The construction company said in a statement that the fatal incident occurred when a worker fell about 26 feet while helping install temporary seats at the Itaquerao Stadium in Sao Paulo. Andre Penner/The Associated Press
Labour officials are suspending work on part of the World Cup stadium where a worker died this weekend, creating a major headache for Brazilian organizers trying to get the site ready for the tournament's opening match on June 12.
Fast Engenharia, the construction company in charge of the stadium's temporary seats, said in a statement that it received notification from Sao Paulo state's labour secretariat late Monday that seat installation must halt until additional safety measures are implemented.
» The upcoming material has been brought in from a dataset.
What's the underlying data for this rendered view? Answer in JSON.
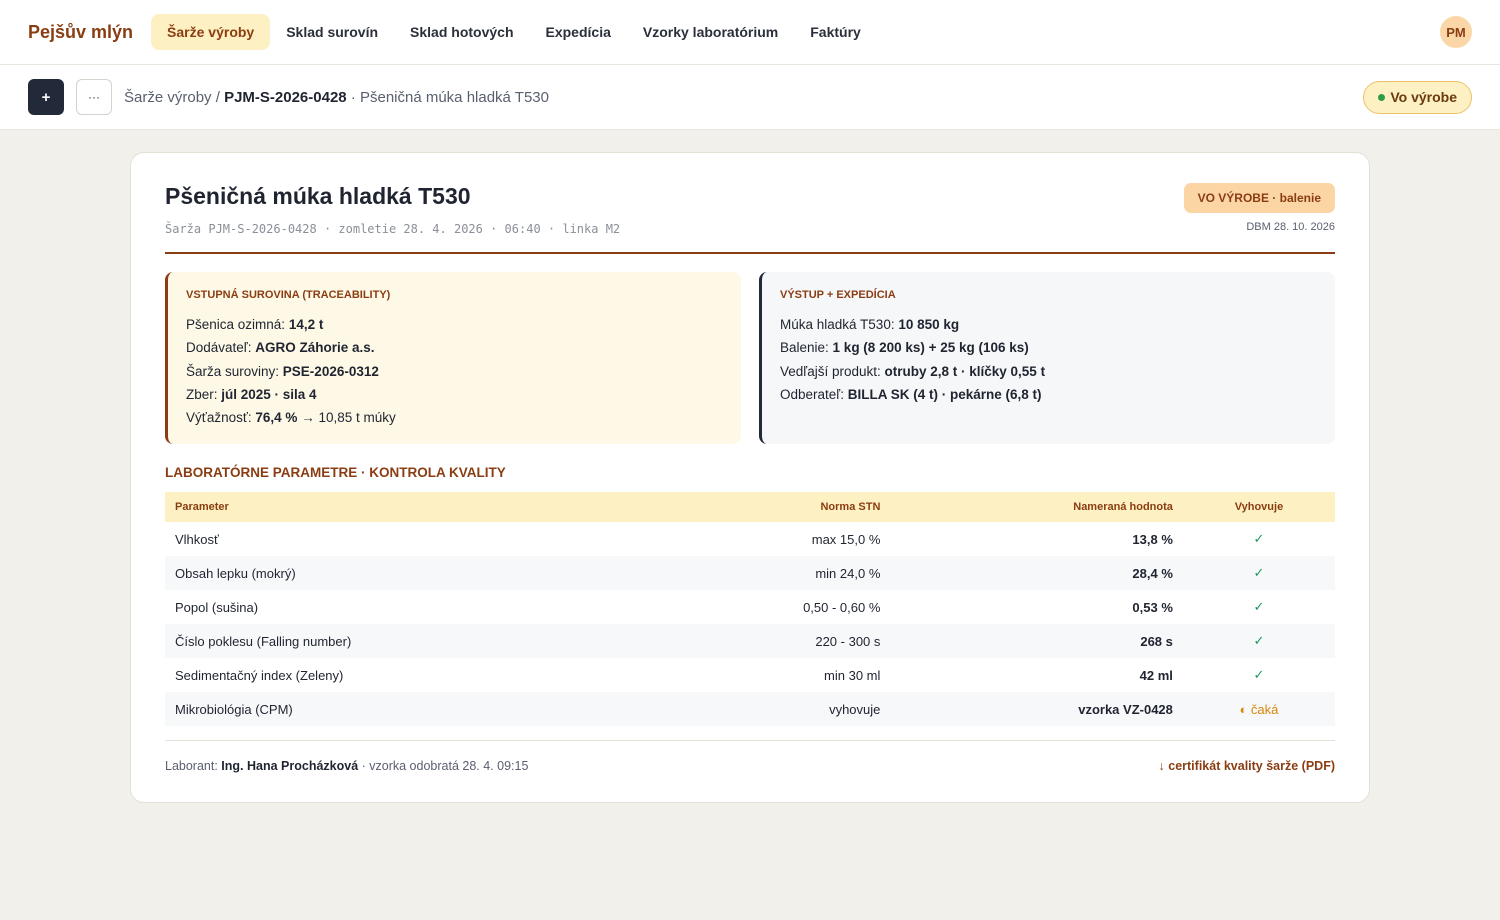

Fabio Hamilton da Cruz, 23, died when he fell about 26 feet (8 metres) while working on temporary seats Saturday at the Sao Paulo stadium. Authorities said an initial investigation showed he hadn't connected himself to a safety cable.
Fast Engenharia said the worker had all required safety equipment available to him.
According to the labour secretariat's website, officials said protective netting could have prevented the death even if the worker didn't use the safety cable.
"Company directors on Tuesday will analyze the technical demands made by [labour officials] and then will make an announcement about the case and its consequences to the construction timetable," Fast Engenharia said in its statement.
FIFA, world soccer's governing body, and the local World Cup organizing committee did not answer a request for comment Monday.
Construction was already behind schedule at Itaquerao stadium because of damage caused by a crane collapse that killed two workers in late November. A giant roofing structure fell on part of the stadium's facade, significantly pushing back the stadium's date of completion.
Itaquerao was one of the six stadiums not finished by the end of 2013 as requested by FIFA. Local organizers say it will be ready in April, but FIFA expects the venue to be completed in mid-May, just weeks before its first match.
Two other stadiums remain under construction for Brazil's first World Cup since 1950 — one in the wetlands city of Cuiaba and one in the southern city of Curitiba. Infrastructure work across Brazil remains far from completed, but authorities insist the country will be ready for soccer's showcase event.
Seven workers have died in accidents at World Cup construction sites so far.